In an interview with the French sports daily L'Equipe published on Thursday, the Spanish tennis star said he felt his reputation, and that of Spanish sport as a whole, had been tarnished by the trial.
A judge has refused to demand that doctor Eufemiano Fuentes, the suspected mastermind of one of the sporting world's biggest blood doping rackets, provide the names of athletes implicated in the scandal.
The ruling could avert a huge fall-out from the high-profile trial in Madrid but Nadal said that naming names would have been the correct thing to do.
"What is happening in Spain, I don't understand it," he was quoted as saying. "I don't understand why doctor Fuentes is not giving names. And I don't understand why the judge has not asked him to do so.
"I don't understand why we never get to the bottom of these things. We need to clean everything up. I believe this doctor has worked with foreign athletes but because he is Spanish it is Spanish sport that is being prejudiced.

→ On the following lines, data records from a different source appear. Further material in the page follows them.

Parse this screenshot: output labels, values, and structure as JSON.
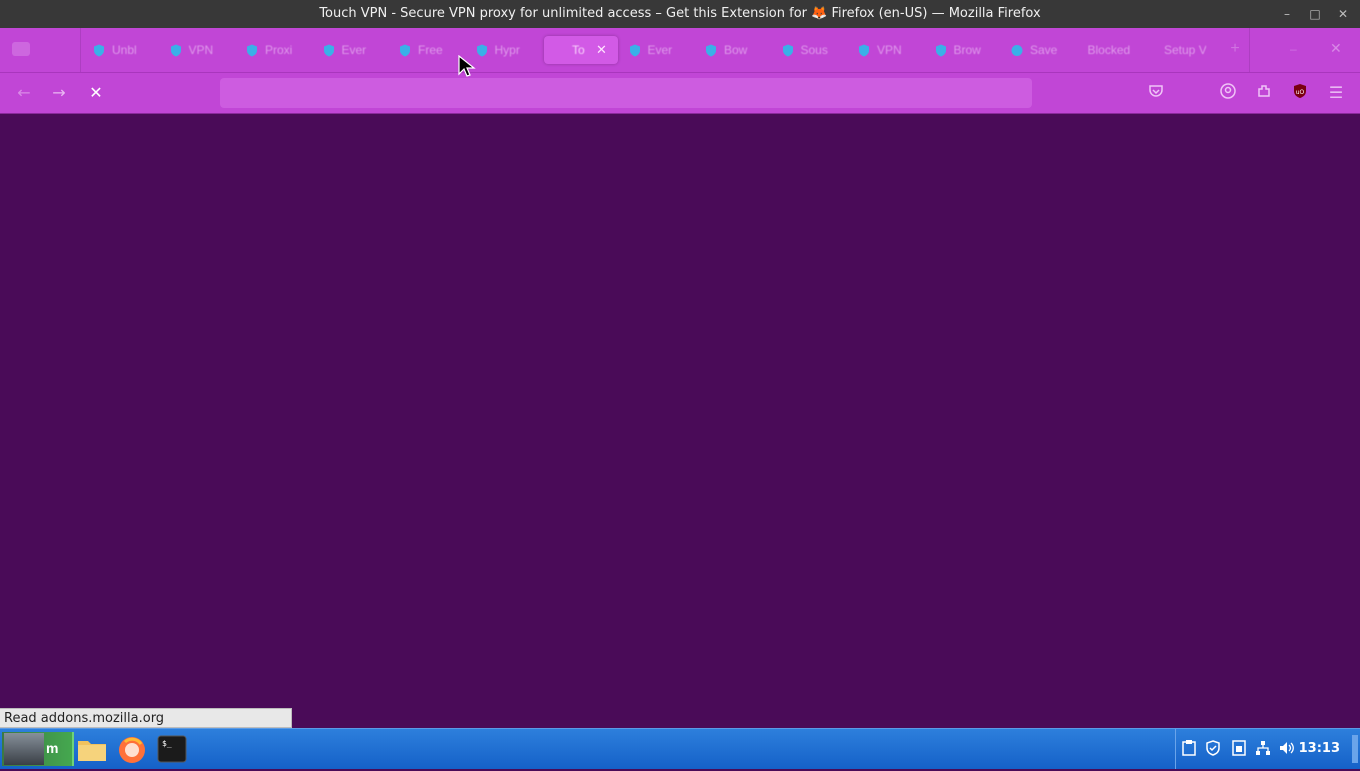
{
  "window": {
    "title": "Touch VPN - Secure VPN proxy for unlimited access – Get this Extension for 🦊 Firefox (en-US) — Mozilla Firefox",
    "controls": {
      "minimize": "–",
      "maximize": "□",
      "close": "✕"
    }
  },
  "tabs": [
    {
      "label": "Unbl",
      "icon": "shield-favicon",
      "active": false
    },
    {
      "label": "VPN",
      "icon": "shield-favicon",
      "active": false
    },
    {
      "label": "Proxi",
      "icon": "shield-favicon",
      "active": false
    },
    {
      "label": "Ever",
      "icon": "shield-favicon",
      "active": false
    },
    {
      "label": "Free",
      "icon": "shield-favicon",
      "active": false
    },
    {
      "label": "Hypr",
      "icon": "shield-favicon",
      "active": false
    },
    {
      "label": "To",
      "icon": "none",
      "active": true,
      "close": "✕"
    },
    {
      "label": "Ever",
      "icon": "shield-favicon",
      "active": false
    },
    {
      "label": "Bow",
      "icon": "shield-favicon",
      "active": false
    },
    {
      "label": "Sous",
      "icon": "shield-favicon",
      "active": false
    },
    {
      "label": "VPN",
      "icon": "shield-favicon",
      "active": false
    },
    {
      "label": "Brow",
      "icon": "shield-favicon",
      "active": false
    },
    {
      "label": "Save",
      "icon": "circle-favicon",
      "active": false
    },
    {
      "label": "Blocked",
      "icon": "none",
      "active": false
    },
    {
      "label": "Setup VI",
      "icon": "none",
      "active": false
    }
  ],
  "navbar": {
    "back": "←",
    "forward": "→",
    "stop": "✕",
    "url_value": "",
    "pocket": "pocket-icon",
    "account": "account-icon",
    "extensions": "extensions-icon",
    "ublock": "uO",
    "menu": "☰"
  },
  "status": {
    "text": "Read addons.mozilla.org"
  },
  "taskbar": {
    "start_label": "m",
    "clock": "13:13",
    "apps": [
      "file-manager-icon",
      "firefox-icon",
      "terminal-icon"
    ],
    "tray": [
      "clipboard-icon",
      "shield-icon",
      "battery-icon",
      "network-icon",
      "volume-icon"
    ]
  },
  "colors": {
    "chrome": "#c146d6",
    "content": "#4a0b58",
    "taskbar": "#1f6fd4",
    "favicon": "#3ab0e8"
  }
}
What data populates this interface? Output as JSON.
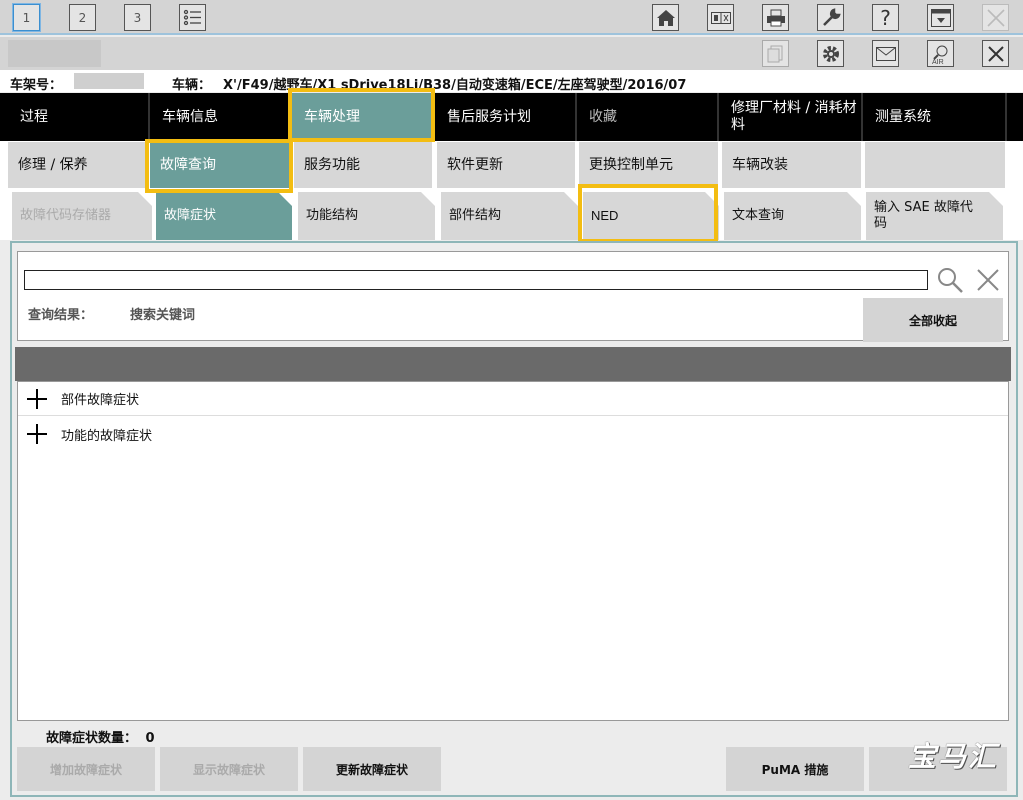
{
  "toolbar": {
    "page_tabs": [
      "1",
      "2",
      "3"
    ],
    "active_page": "1"
  },
  "vehicle_bar": {
    "vin_label": "车架号：",
    "vehicle_label": "车辆：",
    "vehicle_value": "X'/F49/越野车/X1 sDrive18Li/B38/自动变速箱/ECE/左座驾驶型/2016/07"
  },
  "nav": {
    "items": [
      "过程",
      "车辆信息",
      "车辆处理",
      "售后服务计划",
      "收藏",
      "修理厂材料 / 消耗材料",
      "测量系统"
    ],
    "selected": "车辆处理"
  },
  "subnav": {
    "items": [
      "修理 / 保养",
      "故障查询",
      "服务功能",
      "软件更新",
      "更换控制单元",
      "车辆改装",
      ""
    ],
    "selected": "故障查询"
  },
  "tabs": {
    "items": [
      "故障代码存储器",
      "故障症状",
      "功能结构",
      "部件结构",
      "NED",
      "文本查询",
      "输入 SAE 故障代码"
    ],
    "selected": "故障症状"
  },
  "search": {
    "value": "",
    "result_label": "查询结果：",
    "result_value": "搜索关键词",
    "collapse_all": "全部收起"
  },
  "tree": {
    "items": [
      "部件故障症状",
      "功能的故障症状"
    ]
  },
  "footer": {
    "count_label": "故障症状数量：",
    "count_value": "0",
    "add_button": "增加故障症状",
    "show_button": "显示故障症状",
    "update_button": "更新故障症状",
    "puma_button": "PuMA 措施"
  },
  "watermark": "宝马汇",
  "colors": {
    "selected_teal": "#6b9e9a",
    "highlight_yellow": "#f3bd12",
    "nav_black": "#000000"
  }
}
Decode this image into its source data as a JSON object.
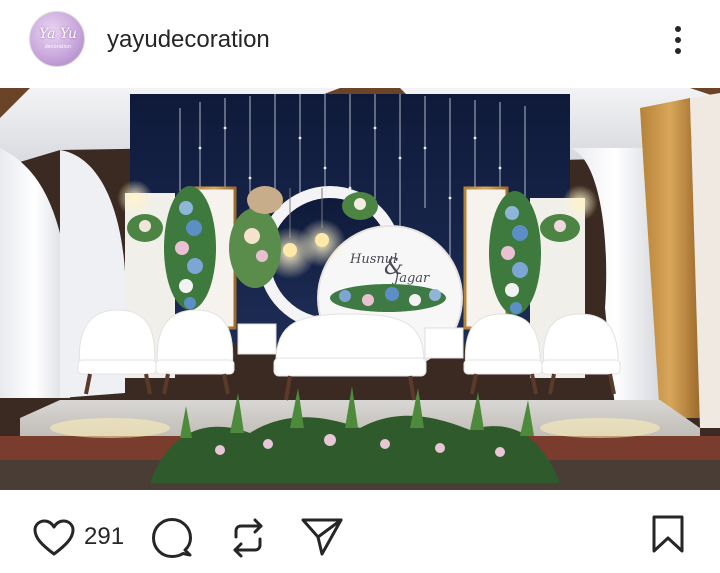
{
  "post": {
    "username": "yayudecoration",
    "avatar_text": "Ya Yu",
    "avatar_sub": "decoration",
    "like_count": "291",
    "photo_signage": {
      "line1": "Husnul",
      "amp": "&",
      "line2": "Jagar"
    }
  },
  "icons": {
    "more": "more-options-icon",
    "like": "heart-icon",
    "comment": "comment-icon",
    "repost": "repost-icon",
    "share": "send-icon",
    "save": "bookmark-icon"
  },
  "colors": {
    "text": "#262626",
    "background": "#ffffff"
  }
}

"As an athlete that hurts me. Because of people like (US cyclist Lance) Armstrong, we all have a dubious image."
Nadal, who made his comeback to competitive tennis this week at the Vina del Mar clay-court tournament in Chile, also admitted his relief at being back on the court after a lengthy injury absence.
But he said he did not expect to be back to his best until later in the season.
The former world number one returned after more than seven months out with a knee injury to beat qualifier Federico Delbonis 6-3, 6-2 in the second round.
He said before his return that his troublesome knee was still a source of nagging pain but he added that there was never any fear of a relapse.
"Fear? No. Stress, yes, that's to be expected. Relief and joy, certainly," he told L'Equipe of his feelings after his first singles match since a shock defeat to little-known Czech Lukas Rosol in the second round of Wimbledon last June.
"At the moment it's all about patience. I need to take things one step at a time and accept that I won't be at my maximum level straight away. I'm not scared because I know my knee is in good shape."
The Mallorcan will now face either compatriot Albert Montanes or another Spaniard Daniel Gimeno-Traver in the next round in Vina del Mar.
The tournament is all part of his preparations for the European clay-court season, and his bid for an eighth French Open crown.
"I want to be at 100 percent for Monte Carlo and the European clay season," he said. "Here in Chile, all that matters is how I feel and how my knee reacts. To lose here is not a problem. After so long out losing would be the logical thing."